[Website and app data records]
******************************
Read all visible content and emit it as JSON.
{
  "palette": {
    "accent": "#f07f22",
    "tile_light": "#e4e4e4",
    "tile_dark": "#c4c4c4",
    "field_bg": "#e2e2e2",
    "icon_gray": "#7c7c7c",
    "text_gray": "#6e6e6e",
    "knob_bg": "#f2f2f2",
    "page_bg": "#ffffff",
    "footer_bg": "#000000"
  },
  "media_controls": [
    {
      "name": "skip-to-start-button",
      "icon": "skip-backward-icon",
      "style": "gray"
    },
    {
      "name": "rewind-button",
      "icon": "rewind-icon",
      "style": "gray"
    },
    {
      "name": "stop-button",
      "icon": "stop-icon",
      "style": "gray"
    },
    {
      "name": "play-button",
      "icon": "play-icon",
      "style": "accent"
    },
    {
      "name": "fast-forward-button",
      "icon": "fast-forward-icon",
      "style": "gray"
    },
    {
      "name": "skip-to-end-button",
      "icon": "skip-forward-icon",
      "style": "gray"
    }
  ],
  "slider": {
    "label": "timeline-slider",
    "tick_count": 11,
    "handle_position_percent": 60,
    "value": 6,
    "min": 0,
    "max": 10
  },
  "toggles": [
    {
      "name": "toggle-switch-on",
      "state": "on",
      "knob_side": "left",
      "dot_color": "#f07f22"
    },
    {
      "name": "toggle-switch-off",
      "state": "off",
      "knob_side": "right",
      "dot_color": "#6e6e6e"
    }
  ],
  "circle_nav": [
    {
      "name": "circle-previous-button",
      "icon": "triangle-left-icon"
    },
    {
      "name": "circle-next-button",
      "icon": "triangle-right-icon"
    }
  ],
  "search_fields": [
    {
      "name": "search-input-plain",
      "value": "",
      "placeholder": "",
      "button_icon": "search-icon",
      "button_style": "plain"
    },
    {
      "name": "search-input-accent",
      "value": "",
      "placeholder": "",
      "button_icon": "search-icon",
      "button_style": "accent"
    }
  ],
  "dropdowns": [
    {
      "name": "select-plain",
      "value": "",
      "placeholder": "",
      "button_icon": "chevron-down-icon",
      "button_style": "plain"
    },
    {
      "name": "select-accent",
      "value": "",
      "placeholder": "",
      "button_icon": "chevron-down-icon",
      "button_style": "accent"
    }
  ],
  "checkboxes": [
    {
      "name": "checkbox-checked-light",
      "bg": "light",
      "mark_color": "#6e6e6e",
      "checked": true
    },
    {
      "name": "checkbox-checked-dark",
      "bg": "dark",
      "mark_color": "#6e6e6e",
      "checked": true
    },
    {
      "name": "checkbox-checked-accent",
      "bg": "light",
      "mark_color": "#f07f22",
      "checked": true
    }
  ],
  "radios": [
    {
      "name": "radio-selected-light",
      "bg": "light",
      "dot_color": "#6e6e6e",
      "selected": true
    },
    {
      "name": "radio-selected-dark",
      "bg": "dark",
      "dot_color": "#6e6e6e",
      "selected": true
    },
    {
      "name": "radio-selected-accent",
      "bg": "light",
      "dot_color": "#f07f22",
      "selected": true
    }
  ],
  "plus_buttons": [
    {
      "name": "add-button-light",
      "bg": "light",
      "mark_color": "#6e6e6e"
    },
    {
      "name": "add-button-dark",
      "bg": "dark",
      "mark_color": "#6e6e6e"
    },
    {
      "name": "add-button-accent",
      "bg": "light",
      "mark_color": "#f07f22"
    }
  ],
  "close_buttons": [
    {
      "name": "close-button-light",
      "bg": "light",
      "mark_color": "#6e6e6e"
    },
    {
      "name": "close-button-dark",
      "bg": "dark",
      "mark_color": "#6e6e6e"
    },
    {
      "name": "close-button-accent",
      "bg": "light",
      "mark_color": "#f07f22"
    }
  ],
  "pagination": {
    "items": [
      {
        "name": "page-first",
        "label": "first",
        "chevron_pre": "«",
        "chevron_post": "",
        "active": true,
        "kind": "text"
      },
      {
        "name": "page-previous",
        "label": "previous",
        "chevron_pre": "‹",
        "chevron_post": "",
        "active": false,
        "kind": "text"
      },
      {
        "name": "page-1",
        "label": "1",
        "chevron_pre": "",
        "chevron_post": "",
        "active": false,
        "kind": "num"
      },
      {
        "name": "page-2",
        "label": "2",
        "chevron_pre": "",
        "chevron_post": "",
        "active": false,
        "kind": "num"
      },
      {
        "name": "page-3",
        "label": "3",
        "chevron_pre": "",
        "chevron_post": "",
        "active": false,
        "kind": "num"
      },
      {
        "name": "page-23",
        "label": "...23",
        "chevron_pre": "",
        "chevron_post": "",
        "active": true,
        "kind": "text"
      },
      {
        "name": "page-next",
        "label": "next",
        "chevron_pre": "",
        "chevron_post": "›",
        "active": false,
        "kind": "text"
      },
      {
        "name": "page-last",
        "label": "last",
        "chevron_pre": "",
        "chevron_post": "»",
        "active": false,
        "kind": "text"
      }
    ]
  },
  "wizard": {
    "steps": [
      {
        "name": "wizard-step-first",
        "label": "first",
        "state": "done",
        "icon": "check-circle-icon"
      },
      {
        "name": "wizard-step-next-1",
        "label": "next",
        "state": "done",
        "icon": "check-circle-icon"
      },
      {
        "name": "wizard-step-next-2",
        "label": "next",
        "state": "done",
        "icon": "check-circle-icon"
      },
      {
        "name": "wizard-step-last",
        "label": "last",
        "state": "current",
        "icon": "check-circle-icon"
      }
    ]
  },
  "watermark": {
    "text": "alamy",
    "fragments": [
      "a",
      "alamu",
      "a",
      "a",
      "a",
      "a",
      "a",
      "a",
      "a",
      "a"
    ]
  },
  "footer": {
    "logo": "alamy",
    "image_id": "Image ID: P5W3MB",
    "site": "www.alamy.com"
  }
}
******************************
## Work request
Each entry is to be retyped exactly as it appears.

## Final answer
Read all visible content and emit it as JSON.
{
  "palette": {
    "accent": "#f07f22",
    "tile_light": "#e4e4e4",
    "tile_dark": "#c4c4c4",
    "field_bg": "#e2e2e2",
    "icon_gray": "#7c7c7c",
    "text_gray": "#6e6e6e",
    "knob_bg": "#f2f2f2",
    "page_bg": "#ffffff",
    "footer_bg": "#000000"
  },
  "media_controls": [
    {
      "name": "skip-to-start-button",
      "icon": "skip-backward-icon",
      "style": "gray"
    },
    {
      "name": "rewind-button",
      "icon": "rewind-icon",
      "style": "gray"
    },
    {
      "name": "stop-button",
      "icon": "stop-icon",
      "style": "gray"
    },
    {
      "name": "play-button",
      "icon": "play-icon",
      "style": "accent"
    },
    {
      "name": "fast-forward-button",
      "icon": "fast-forward-icon",
      "style": "gray"
    },
    {
      "name": "skip-to-end-button",
      "icon": "skip-forward-icon",
      "style": "gray"
    }
  ],
  "slider": {
    "label": "timeline-slider",
    "tick_count": 11,
    "handle_position_percent": 60,
    "value": 6,
    "min": 0,
    "max": 10
  },
  "toggles": [
    {
      "name": "toggle-switch-on",
      "state": "on",
      "knob_side": "left",
      "dot_color": "#f07f22"
    },
    {
      "name": "toggle-switch-off",
      "state": "off",
      "knob_side": "right",
      "dot_color": "#6e6e6e"
    }
  ],
  "circle_nav": [
    {
      "name": "circle-previous-button",
      "icon": "triangle-left-icon"
    },
    {
      "name": "circle-next-button",
      "icon": "triangle-right-icon"
    }
  ],
  "search_fields": [
    {
      "name": "search-input-plain",
      "value": "",
      "placeholder": "",
      "button_icon": "search-icon",
      "button_style": "plain"
    },
    {
      "name": "search-input-accent",
      "value": "",
      "placeholder": "",
      "button_icon": "search-icon",
      "button_style": "accent"
    }
  ],
  "dropdowns": [
    {
      "name": "select-plain",
      "value": "",
      "placeholder": "",
      "button_icon": "chevron-down-icon",
      "button_style": "plain"
    },
    {
      "name": "select-accent",
      "value": "",
      "placeholder": "",
      "button_icon": "chevron-down-icon",
      "button_style": "accent"
    }
  ],
  "checkboxes": [
    {
      "name": "checkbox-checked-light",
      "bg": "light",
      "mark_color": "#6e6e6e",
      "checked": true
    },
    {
      "name": "checkbox-checked-dark",
      "bg": "dark",
      "mark_color": "#6e6e6e",
      "checked": true
    },
    {
      "name": "checkbox-checked-accent",
      "bg": "light",
      "mark_color": "#f07f22",
      "checked": true
    }
  ],
  "radios": [
    {
      "name": "radio-selected-light",
      "bg": "light",
      "dot_color": "#6e6e6e",
      "selected": true
    },
    {
      "name": "radio-selected-dark",
      "bg": "dark",
      "dot_color": "#6e6e6e",
      "selected": true
    },
    {
      "name": "radio-selected-accent",
      "bg": "light",
      "dot_color": "#f07f22",
      "selected": true
    }
  ],
  "plus_buttons": [
    {
      "name": "add-button-light",
      "bg": "light",
      "mark_color": "#6e6e6e"
    },
    {
      "name": "add-button-dark",
      "bg": "dark",
      "mark_color": "#6e6e6e"
    },
    {
      "name": "add-button-accent",
      "bg": "light",
      "mark_color": "#f07f22"
    }
  ],
  "close_buttons": [
    {
      "name": "close-button-light",
      "bg": "light",
      "mark_color": "#6e6e6e"
    },
    {
      "name": "close-button-dark",
      "bg": "dark",
      "mark_color": "#6e6e6e"
    },
    {
      "name": "close-button-accent",
      "bg": "light",
      "mark_color": "#f07f22"
    }
  ],
  "pagination": {
    "items": [
      {
        "name": "page-first",
        "label": "first",
        "chevron_pre": "«",
        "chevron_post": "",
        "active": true,
        "kind": "text"
      },
      {
        "name": "page-previous",
        "label": "previous",
        "chevron_pre": "‹",
        "chevron_post": "",
        "active": false,
        "kind": "text"
      },
      {
        "name": "page-1",
        "label": "1",
        "chevron_pre": "",
        "chevron_post": "",
        "active": false,
        "kind": "num"
      },
      {
        "name": "page-2",
        "label": "2",
        "chevron_pre": "",
        "chevron_post": "",
        "active": false,
        "kind": "num"
      },
      {
        "name": "page-3",
        "label": "3",
        "chevron_pre": "",
        "chevron_post": "",
        "active": false,
        "kind": "num"
      },
      {
        "name": "page-23",
        "label": "...23",
        "chevron_pre": "",
        "chevron_post": "",
        "active": true,
        "kind": "text"
      },
      {
        "name": "page-next",
        "label": "next",
        "chevron_pre": "",
        "chevron_post": "›",
        "active": false,
        "kind": "text"
      },
      {
        "name": "page-last",
        "label": "last",
        "chevron_pre": "",
        "chevron_post": "»",
        "active": false,
        "kind": "text"
      }
    ]
  },
  "wizard": {
    "steps": [
      {
        "name": "wizard-step-first",
        "label": "first",
        "state": "done",
        "icon": "check-circle-icon"
      },
      {
        "name": "wizard-step-next-1",
        "label": "next",
        "state": "done",
        "icon": "check-circle-icon"
      },
      {
        "name": "wizard-step-next-2",
        "label": "next",
        "state": "done",
        "icon": "check-circle-icon"
      },
      {
        "name": "wizard-step-last",
        "label": "last",
        "state": "current",
        "icon": "check-circle-icon"
      }
    ]
  },
  "watermark": {
    "text": "alamy",
    "fragments": [
      "a",
      "alamu",
      "a",
      "a",
      "a",
      "a",
      "a",
      "a",
      "a",
      "a"
    ]
  },
  "footer": {
    "logo": "alamy",
    "image_id": "Image ID: P5W3MB",
    "site": "www.alamy.com"
  }
}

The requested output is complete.